There are fourteen distinct space groups that a Bravais lattice can have. Thus, from the point of view of symmetry,
there are fourteen different kinds of Bravais lattices.
Auguste Bravais (1811-1863) was the first to count the categories correctly.
I list below the seven crystal systems and the Bravais lattices belonging to each.
The simple tetragonal is made by pulling on two opposite faces of the simple cubic and stretching it into a rectangular prism with a square base, but a height not equal to the sides of the square. By similarly stretching the body-centered cubic one more Bravais lattice of the tetragonal system is constructed, the centered tetragonal.

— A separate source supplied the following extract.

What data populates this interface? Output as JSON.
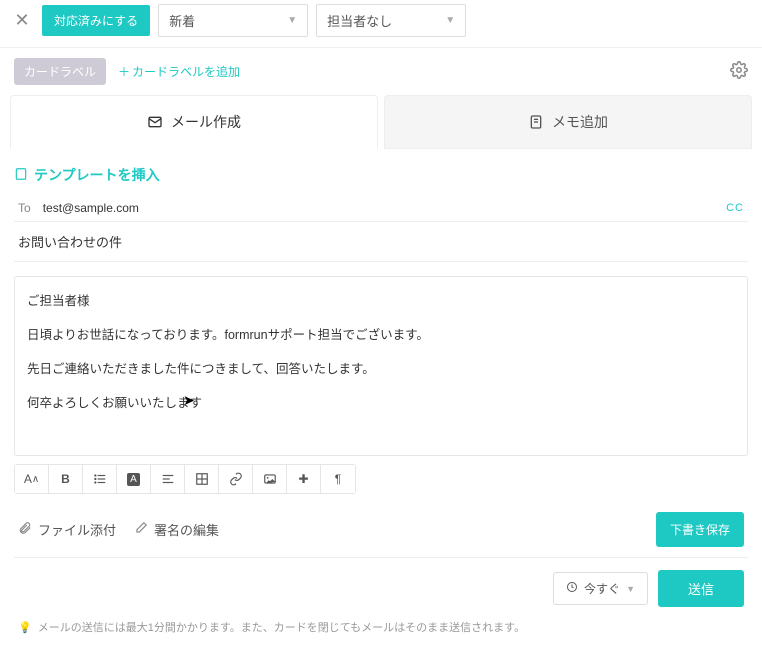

The simple orthorhombic is made by deforming the square bases of the tetragonal into rectangles, producing an object with mutually perpendicular sides of three unequal lengths. The base orthorhombic is obtained by adding a lattice point on two opposite sides of one object's face. The body-centered orthorhombic is obtained by adding one lattice point in the center of the object. And the face-centered orthorhombic is obtrained by adding one lattice point in the center of each of the object's faces.
The simple monoclinic is obtained by distorting the rectangular faces perpendicular to one of the orthorhombic axis into general parallelograms. By similarly stretching the base-centered orthorhombic one produces the base-centered monoclinic.
The destruction of the cube is completed by moving the parallelograms of the orthorhombic so that no axis is perpendicular to the other two. The simple triclinic produced has no restrictions except that pairs of opposite faces are parallel.
The simple trigonal (or rhombohedral) is obtained by stretching a cube along one of its axis.
The hexagonal point group is the symmetry group of a prism with a regular hexagon as base. The simple hexagonal bravais has the hexagonal point group and is the only bravais lattice in the hexagonal system.